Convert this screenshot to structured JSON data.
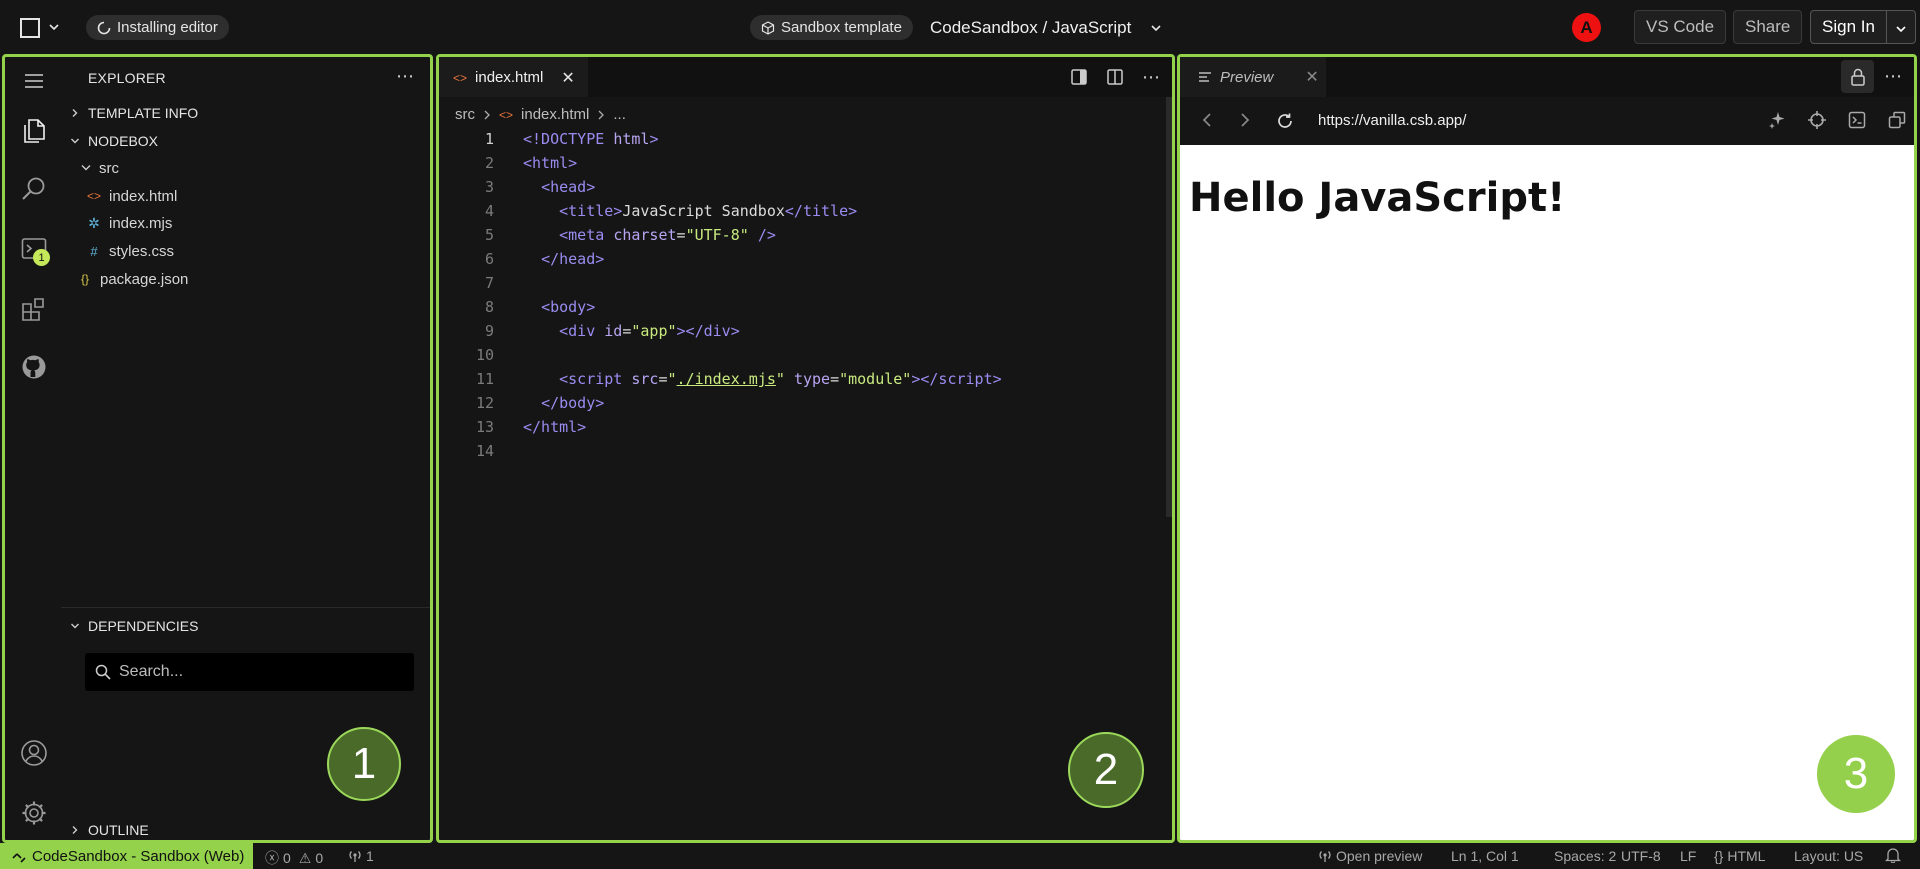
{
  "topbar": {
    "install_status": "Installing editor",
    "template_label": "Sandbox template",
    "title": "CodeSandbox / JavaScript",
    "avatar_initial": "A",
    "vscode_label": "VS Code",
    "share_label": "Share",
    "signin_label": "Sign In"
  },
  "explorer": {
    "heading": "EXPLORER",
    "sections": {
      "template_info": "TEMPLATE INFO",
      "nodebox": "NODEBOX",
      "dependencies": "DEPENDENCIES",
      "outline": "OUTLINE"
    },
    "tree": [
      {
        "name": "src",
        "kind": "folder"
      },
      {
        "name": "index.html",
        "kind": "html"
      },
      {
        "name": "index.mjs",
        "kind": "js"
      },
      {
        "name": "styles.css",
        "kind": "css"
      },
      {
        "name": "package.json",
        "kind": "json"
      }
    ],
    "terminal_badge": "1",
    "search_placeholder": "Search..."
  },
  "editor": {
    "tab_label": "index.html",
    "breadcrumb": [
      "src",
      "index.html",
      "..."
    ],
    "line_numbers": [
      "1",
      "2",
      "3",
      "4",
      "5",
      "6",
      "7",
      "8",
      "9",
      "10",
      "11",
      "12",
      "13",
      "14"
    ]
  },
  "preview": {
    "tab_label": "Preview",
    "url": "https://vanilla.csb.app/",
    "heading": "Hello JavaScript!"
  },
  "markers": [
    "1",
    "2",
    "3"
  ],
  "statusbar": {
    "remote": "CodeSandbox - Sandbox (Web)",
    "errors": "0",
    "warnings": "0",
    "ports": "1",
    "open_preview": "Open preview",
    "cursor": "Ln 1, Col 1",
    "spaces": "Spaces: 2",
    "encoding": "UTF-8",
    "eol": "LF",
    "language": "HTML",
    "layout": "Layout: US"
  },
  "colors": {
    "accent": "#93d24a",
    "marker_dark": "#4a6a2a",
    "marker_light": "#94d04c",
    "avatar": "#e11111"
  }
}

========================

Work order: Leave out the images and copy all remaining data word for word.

Solution to the problem:
Convert this screenshot to structured JSON data.
{
  "topbar": {
    "install_status": "Installing editor",
    "template_label": "Sandbox template",
    "title": "CodeSandbox / JavaScript",
    "avatar_initial": "A",
    "vscode_label": "VS Code",
    "share_label": "Share",
    "signin_label": "Sign In"
  },
  "explorer": {
    "heading": "EXPLORER",
    "sections": {
      "template_info": "TEMPLATE INFO",
      "nodebox": "NODEBOX",
      "dependencies": "DEPENDENCIES",
      "outline": "OUTLINE"
    },
    "tree": [
      {
        "name": "src",
        "kind": "folder"
      },
      {
        "name": "index.html",
        "kind": "html"
      },
      {
        "name": "index.mjs",
        "kind": "js"
      },
      {
        "name": "styles.css",
        "kind": "css"
      },
      {
        "name": "package.json",
        "kind": "json"
      }
    ],
    "terminal_badge": "1",
    "search_placeholder": "Search..."
  },
  "editor": {
    "tab_label": "index.html",
    "breadcrumb": [
      "src",
      "index.html",
      "..."
    ],
    "line_numbers": [
      "1",
      "2",
      "3",
      "4",
      "5",
      "6",
      "7",
      "8",
      "9",
      "10",
      "11",
      "12",
      "13",
      "14"
    ]
  },
  "preview": {
    "tab_label": "Preview",
    "url": "https://vanilla.csb.app/",
    "heading": "Hello JavaScript!"
  },
  "markers": [
    "1",
    "2",
    "3"
  ],
  "statusbar": {
    "remote": "CodeSandbox - Sandbox (Web)",
    "errors": "0",
    "warnings": "0",
    "ports": "1",
    "open_preview": "Open preview",
    "cursor": "Ln 1, Col 1",
    "spaces": "Spaces: 2",
    "encoding": "UTF-8",
    "eol": "LF",
    "language": "HTML",
    "layout": "Layout: US"
  },
  "colors": {
    "accent": "#93d24a",
    "marker_dark": "#4a6a2a",
    "marker_light": "#94d04c",
    "avatar": "#e11111"
  }
}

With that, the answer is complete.